In Manhattan’s Curry Row, Innovate or Die

From bohemian to Instagrammable, South Asian vendors in Curry Row in the East Village must change to fit with the times — or fail.

Meghna Rao

July 31, 2019

In Manhattan’s Curry Row, Innovate or Die
Apna Masala (Meghna Rao)

To the outsider in the early 90s, Curry Row, a strip of Indian restaurants in Manhattan’s East Village, must have looked like magic. It inspired legends. One popular one: a long underground tunnel connected all of the restaurants on the block, and waiters would run through them trading spices and secrets. How else could they have been so efficient?

Though several of its institutions have shut down, Curry Row still looks like magic today. Year-round Christmas lights dangle outside of Panna II on 6th Street and 1st Avenue, an Indian BYOB restaurant. Once you enter, you can barely move your head without risking hitting a hanging light or red chili pepper. It’s an

experience. In fact, Milon right next door also offers those things — BYOB and lights — and so does Royal Bangladesh, just downstairs in the same building. If Panna II, Milon, and Royal Bangladesh are packed, as they usually are on weekends, there’s also Apna Masala, which is almost always empty because it’s tucked away on the corner. 

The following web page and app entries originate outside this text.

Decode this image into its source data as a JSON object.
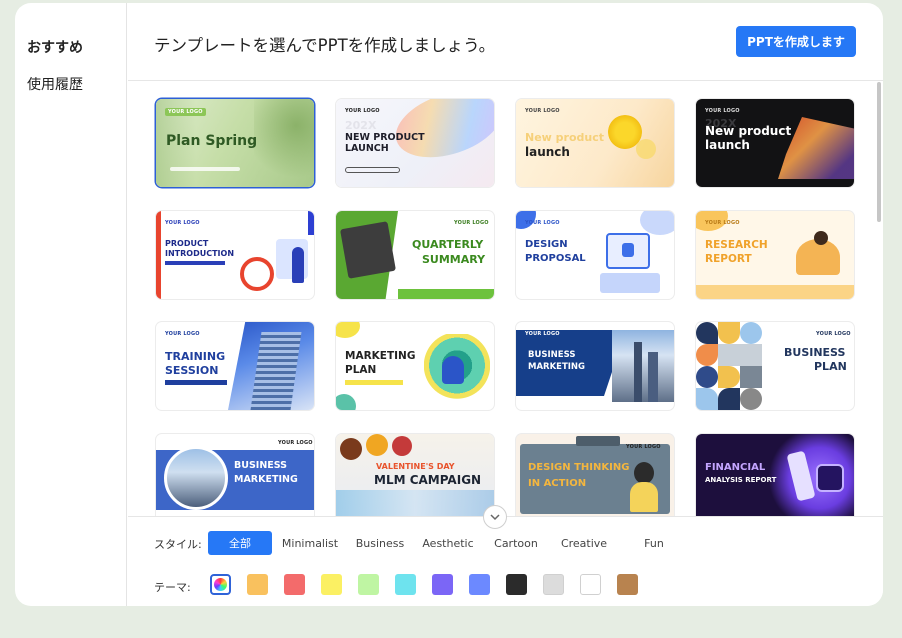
{
  "sidebar": {
    "items": [
      {
        "label": "おすすめ"
      },
      {
        "label": "使用履歴"
      }
    ]
  },
  "header": {
    "title": "テンプレートを選んでPPTを作成しましょう。",
    "create_button": "PPTを作成します"
  },
  "templates": [
    {
      "logo": "YOUR LOGO",
      "t1": "Plan Spring"
    },
    {
      "logo": "YOUR LOGO",
      "t1": "202X",
      "t2": "NEW PRODUCT LAUNCH"
    },
    {
      "logo": "YOUR LOGO",
      "t1": "New product",
      "t2": "launch"
    },
    {
      "logo": "YOUR LOGO",
      "t1": "202X",
      "t2": "New product launch"
    },
    {
      "logo": "YOUR LOGO",
      "t1": "PRODUCT",
      "t2": "INTRODUCTION"
    },
    {
      "logo": "YOUR LOGO",
      "t1": "QUARTERLY",
      "t2": "SUMMARY"
    },
    {
      "logo": "YOUR LOGO",
      "t1": "DESIGN",
      "t2": "PROPOSAL"
    },
    {
      "logo": "YOUR LOGO",
      "t1": "RESEARCH",
      "t2": "REPORT"
    },
    {
      "logo": "YOUR LOGO",
      "t1": "TRAINING",
      "t2": "SESSION"
    },
    {
      "logo": "YOUR LOGO",
      "t1": "MARKETING",
      "t2": "PLAN"
    },
    {
      "logo": "YOUR LOGO",
      "t1": "BUSINESS",
      "t2": "MARKETING"
    },
    {
      "logo": "YOUR LOGO",
      "t1": "BUSINESS",
      "t2": "PLAN"
    },
    {
      "logo": "YOUR LOGO",
      "t1": "BUSINESS",
      "t2": "MARKETING"
    },
    {
      "logo": "",
      "t1": "VALENTINE'S DAY",
      "t2": "MLM CAMPAIGN"
    },
    {
      "logo": "YOUR LOGO",
      "t1": "DESIGN THINKING",
      "t2": "IN ACTION"
    },
    {
      "logo": "",
      "t1": "FINANCIAL",
      "t2": "ANALYSIS REPORT"
    }
  ],
  "footer": {
    "style_label": "スタイル:",
    "theme_label": "テーマ:",
    "styles": [
      "全部",
      "Minimalist",
      "Business",
      "Aesthetic",
      "Cartoon",
      "Creative",
      "Fun"
    ],
    "active_style": "全部",
    "theme_colors": [
      "#f9c15e",
      "#f36b6b",
      "#fbf063",
      "#bff5a3",
      "#6ee3ee",
      "#7b66f6",
      "#6c89ff",
      "#2b2b2b",
      "#dcdcdc",
      "#ffffff",
      "#b8834f"
    ]
  }
}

It’s safe to say that the option to bring your own drinks and the festive lights, the latter of which some local business owners roll their eyes at and describe as garish, are what have allowed Panna and Milon to thrive (in the case of Apna Masala, just survive), despite abysmal ratings for their food. Their companions on Curry Row haven’t been as lucky: Gandhi Indian shut down in 2015 after 30+ years; Mitali East shut down earlier the same year after losing its lease (rumors say it was because the restaurant wasn’t paying rent on time).